**PROBLEM:**
Locate every line in the records below that contains the word "eslint", and copy each one.

**DATA TO EXAMINE:**
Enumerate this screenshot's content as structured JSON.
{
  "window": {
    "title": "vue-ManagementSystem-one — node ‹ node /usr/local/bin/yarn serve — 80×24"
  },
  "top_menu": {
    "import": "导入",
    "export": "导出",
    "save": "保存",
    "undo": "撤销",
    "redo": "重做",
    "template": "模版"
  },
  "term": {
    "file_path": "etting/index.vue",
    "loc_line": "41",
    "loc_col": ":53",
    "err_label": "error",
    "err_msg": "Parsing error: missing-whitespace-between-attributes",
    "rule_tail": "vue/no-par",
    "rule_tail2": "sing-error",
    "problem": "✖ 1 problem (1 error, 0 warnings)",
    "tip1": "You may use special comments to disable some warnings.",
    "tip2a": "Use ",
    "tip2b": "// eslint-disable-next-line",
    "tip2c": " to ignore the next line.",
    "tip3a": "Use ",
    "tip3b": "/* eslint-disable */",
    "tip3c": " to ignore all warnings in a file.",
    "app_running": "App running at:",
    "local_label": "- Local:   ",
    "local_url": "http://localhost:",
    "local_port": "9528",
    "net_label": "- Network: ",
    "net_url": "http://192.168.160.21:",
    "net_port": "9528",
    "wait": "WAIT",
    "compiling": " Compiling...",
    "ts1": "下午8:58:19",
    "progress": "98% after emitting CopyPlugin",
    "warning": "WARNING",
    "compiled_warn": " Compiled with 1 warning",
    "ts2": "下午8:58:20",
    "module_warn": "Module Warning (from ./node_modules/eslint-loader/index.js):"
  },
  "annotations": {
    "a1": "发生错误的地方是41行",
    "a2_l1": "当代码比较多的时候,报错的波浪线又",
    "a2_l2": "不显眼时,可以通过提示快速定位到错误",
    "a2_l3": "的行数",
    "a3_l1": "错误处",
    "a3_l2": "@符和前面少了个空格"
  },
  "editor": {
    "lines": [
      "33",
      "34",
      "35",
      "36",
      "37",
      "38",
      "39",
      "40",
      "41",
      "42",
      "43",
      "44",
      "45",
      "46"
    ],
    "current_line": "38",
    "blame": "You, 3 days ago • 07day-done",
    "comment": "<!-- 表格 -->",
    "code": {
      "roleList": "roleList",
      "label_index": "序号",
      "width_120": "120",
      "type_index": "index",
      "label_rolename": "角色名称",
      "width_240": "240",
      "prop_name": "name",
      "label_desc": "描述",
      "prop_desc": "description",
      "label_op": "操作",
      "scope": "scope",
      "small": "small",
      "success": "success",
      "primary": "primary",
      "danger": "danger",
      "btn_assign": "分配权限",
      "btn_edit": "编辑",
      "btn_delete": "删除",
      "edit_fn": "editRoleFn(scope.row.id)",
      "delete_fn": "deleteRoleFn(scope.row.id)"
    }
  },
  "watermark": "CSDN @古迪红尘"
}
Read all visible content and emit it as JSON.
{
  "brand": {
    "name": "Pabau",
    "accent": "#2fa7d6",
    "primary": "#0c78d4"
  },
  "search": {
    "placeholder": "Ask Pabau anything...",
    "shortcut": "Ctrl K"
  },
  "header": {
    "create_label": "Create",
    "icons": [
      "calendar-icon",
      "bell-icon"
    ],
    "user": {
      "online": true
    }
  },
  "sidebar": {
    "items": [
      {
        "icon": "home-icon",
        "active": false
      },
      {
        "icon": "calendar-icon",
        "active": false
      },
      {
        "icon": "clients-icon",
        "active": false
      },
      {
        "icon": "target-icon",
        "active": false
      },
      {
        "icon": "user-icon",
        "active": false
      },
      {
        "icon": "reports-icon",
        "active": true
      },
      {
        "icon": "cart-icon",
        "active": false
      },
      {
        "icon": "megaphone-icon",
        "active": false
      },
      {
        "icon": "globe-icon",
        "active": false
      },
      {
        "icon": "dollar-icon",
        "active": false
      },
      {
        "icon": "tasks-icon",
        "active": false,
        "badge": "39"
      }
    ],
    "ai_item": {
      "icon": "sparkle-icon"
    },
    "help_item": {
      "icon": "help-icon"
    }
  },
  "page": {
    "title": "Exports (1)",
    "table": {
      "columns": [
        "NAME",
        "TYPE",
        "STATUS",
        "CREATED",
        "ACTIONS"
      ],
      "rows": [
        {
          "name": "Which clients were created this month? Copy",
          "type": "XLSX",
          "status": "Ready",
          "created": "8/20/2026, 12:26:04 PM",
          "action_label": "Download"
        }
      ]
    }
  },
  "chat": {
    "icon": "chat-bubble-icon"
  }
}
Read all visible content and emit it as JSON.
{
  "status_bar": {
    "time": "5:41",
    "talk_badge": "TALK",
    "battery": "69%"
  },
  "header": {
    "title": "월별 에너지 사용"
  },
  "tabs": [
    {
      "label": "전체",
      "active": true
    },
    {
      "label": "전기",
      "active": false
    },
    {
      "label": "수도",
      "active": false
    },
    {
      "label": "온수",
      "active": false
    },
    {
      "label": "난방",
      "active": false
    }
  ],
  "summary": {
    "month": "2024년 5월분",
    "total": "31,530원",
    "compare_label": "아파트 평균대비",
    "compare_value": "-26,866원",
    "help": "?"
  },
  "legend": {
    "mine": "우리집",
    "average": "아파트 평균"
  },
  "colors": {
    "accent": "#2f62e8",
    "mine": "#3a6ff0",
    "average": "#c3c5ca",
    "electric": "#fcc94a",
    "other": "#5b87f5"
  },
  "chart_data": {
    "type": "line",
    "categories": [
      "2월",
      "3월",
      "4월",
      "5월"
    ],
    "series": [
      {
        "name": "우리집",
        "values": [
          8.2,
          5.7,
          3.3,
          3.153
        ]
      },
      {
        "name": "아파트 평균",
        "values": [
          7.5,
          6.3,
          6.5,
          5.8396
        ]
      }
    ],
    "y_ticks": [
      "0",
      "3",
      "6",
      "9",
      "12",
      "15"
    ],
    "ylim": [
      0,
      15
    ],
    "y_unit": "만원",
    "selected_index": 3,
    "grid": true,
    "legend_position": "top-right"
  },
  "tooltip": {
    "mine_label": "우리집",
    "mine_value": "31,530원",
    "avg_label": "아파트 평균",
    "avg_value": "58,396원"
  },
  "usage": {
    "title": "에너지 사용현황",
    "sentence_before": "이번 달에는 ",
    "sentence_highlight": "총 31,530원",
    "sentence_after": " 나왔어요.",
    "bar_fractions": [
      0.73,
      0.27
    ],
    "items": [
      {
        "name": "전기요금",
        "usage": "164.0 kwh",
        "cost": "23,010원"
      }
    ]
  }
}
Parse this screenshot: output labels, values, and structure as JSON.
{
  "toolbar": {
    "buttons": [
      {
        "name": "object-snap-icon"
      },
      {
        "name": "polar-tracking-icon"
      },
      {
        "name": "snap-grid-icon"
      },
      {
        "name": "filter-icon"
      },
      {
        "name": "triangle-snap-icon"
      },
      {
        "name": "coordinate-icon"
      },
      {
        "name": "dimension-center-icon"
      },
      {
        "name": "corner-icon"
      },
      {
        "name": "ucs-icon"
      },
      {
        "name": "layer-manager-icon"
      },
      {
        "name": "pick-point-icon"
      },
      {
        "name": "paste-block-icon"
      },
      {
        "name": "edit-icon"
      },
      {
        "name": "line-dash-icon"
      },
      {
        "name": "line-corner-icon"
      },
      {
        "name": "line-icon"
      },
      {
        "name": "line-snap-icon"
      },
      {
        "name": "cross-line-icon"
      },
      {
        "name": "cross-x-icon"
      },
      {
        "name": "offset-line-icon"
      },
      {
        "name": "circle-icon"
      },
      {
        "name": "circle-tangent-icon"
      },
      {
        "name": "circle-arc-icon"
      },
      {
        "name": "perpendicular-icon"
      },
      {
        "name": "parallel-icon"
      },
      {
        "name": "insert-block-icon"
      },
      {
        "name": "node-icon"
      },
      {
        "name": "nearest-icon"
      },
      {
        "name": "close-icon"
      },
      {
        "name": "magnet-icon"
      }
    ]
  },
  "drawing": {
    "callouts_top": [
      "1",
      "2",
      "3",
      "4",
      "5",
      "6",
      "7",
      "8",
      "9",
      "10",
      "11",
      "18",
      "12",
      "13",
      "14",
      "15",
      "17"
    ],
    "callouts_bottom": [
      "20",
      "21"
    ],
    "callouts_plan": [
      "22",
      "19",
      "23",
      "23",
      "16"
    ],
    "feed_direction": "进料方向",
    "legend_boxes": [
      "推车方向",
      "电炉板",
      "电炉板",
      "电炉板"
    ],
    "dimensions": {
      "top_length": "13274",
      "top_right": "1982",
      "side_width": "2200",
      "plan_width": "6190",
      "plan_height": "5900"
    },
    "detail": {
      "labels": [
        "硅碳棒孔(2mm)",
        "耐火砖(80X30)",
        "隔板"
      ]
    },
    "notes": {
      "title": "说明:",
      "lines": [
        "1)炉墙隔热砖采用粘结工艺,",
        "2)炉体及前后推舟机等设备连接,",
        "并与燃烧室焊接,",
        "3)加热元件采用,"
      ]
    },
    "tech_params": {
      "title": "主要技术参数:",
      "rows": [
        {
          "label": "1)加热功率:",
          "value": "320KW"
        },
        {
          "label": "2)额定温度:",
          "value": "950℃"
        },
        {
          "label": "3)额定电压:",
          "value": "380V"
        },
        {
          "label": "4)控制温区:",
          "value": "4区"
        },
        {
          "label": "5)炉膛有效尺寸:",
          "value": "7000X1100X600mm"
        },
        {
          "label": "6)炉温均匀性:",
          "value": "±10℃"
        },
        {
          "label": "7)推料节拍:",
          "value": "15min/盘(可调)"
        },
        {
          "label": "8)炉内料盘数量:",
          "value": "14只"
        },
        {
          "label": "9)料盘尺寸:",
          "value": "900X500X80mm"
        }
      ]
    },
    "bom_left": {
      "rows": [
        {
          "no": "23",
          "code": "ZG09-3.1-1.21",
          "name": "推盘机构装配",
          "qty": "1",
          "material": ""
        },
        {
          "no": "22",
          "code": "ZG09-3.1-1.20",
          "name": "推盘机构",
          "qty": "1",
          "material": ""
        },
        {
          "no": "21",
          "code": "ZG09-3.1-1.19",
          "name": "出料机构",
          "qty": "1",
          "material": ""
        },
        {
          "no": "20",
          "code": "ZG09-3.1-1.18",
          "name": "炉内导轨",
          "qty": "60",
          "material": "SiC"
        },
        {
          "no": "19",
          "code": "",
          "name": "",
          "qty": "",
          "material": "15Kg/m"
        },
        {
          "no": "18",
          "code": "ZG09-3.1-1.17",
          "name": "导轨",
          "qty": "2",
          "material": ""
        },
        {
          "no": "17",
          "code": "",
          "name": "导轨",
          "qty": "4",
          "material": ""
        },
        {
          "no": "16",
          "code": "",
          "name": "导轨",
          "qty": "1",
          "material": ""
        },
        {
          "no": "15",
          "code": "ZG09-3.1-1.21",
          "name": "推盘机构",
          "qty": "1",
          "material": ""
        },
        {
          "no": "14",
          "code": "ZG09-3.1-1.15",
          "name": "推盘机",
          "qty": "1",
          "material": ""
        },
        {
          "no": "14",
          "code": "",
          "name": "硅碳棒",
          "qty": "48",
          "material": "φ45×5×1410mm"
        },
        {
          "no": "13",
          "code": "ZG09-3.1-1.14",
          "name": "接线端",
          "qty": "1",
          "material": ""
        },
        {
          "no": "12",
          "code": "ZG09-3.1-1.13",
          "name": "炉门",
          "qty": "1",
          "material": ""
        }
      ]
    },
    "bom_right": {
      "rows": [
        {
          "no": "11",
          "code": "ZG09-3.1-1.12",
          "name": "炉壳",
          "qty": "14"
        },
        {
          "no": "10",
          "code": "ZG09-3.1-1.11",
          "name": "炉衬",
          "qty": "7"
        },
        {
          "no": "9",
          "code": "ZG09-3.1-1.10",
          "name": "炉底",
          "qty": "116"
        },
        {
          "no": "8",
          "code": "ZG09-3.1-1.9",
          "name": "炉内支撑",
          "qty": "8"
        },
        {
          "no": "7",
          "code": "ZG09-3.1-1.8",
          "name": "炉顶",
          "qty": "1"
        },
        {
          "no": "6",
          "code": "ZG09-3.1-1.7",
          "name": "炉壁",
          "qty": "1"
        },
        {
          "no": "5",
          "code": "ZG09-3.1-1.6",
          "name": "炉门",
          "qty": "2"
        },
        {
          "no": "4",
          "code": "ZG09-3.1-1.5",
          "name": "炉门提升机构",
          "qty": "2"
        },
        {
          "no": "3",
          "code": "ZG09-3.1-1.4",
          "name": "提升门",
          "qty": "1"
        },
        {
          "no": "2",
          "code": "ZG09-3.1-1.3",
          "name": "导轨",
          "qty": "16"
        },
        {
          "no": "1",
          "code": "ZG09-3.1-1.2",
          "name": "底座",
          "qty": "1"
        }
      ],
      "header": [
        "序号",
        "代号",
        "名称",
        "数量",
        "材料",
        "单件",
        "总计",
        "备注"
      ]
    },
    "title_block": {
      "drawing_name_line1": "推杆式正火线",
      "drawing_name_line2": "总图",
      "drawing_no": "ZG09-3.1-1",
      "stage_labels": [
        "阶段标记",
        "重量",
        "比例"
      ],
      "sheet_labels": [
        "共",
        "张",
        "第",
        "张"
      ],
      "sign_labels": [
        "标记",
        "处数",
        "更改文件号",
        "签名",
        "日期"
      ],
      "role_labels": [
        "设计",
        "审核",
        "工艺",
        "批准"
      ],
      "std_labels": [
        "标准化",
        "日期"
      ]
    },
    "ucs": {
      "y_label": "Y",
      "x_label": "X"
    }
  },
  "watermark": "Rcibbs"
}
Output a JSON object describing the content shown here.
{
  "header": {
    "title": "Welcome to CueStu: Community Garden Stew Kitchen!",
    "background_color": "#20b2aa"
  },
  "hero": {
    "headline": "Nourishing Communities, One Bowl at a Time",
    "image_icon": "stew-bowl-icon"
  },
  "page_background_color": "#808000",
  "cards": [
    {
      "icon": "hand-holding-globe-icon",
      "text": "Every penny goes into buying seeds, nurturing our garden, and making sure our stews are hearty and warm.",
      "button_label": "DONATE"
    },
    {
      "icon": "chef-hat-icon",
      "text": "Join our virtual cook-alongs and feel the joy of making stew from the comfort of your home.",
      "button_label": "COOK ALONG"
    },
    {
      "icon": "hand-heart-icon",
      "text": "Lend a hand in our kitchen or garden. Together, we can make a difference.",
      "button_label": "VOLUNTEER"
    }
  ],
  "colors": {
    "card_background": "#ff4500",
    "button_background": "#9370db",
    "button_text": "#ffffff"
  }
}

**EXPECTED ANSWER:**
    "tip2b": "// eslint-disable-next-line",
    "tip3b": "/* eslint-disable */",
    "module_warn": "Module Warning (from ./node_modules/eslint-loader/index.js):"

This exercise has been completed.